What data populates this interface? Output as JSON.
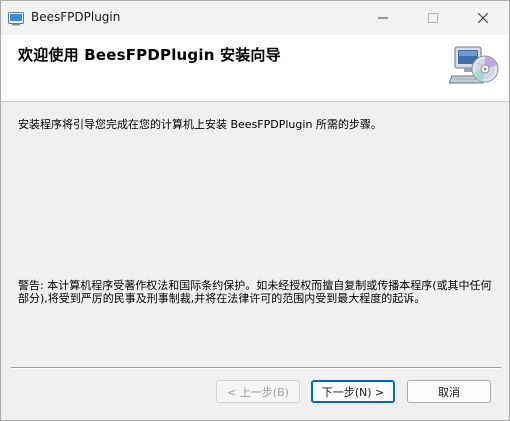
{
  "window": {
    "title": "BeesFPDPlugin"
  },
  "banner": {
    "title": "欢迎使用 BeesFPDPlugin 安装向导",
    "icon": "computer-cd-icon"
  },
  "content": {
    "intro": "安装程序将引导您完成在您的计算机上安装 BeesFPDPlugin 所需的步骤。",
    "warning": "警告: 本计算机程序受著作权法和国际条约保护。如未经授权而擅自复制或传播本程序(或其中任何部分),将受到严厉的民事及刑事制裁,并将在法律许可的范围内受到最大程度的起诉。"
  },
  "buttons": {
    "back": "< 上一步(B)",
    "next": "下一步(N) >",
    "cancel": "取消"
  },
  "colors": {
    "accent": "#0067c0",
    "disabled_text": "#a0a0a0"
  }
}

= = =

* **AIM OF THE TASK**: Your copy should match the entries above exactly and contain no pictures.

* **PROBLEM SOLUTION**:
What data populates this interface? Output as JSON.
{
  "window": {
    "title": "BeesFPDPlugin"
  },
  "banner": {
    "title": "欢迎使用 BeesFPDPlugin 安装向导",
    "icon": "computer-cd-icon"
  },
  "content": {
    "intro": "安装程序将引导您完成在您的计算机上安装 BeesFPDPlugin 所需的步骤。",
    "warning": "警告: 本计算机程序受著作权法和国际条约保护。如未经授权而擅自复制或传播本程序(或其中任何部分),将受到严厉的民事及刑事制裁,并将在法律许可的范围内受到最大程度的起诉。"
  },
  "buttons": {
    "back": "< 上一步(B)",
    "next": "下一步(N) >",
    "cancel": "取消"
  },
  "colors": {
    "accent": "#0067c0",
    "disabled_text": "#a0a0a0"
  }
}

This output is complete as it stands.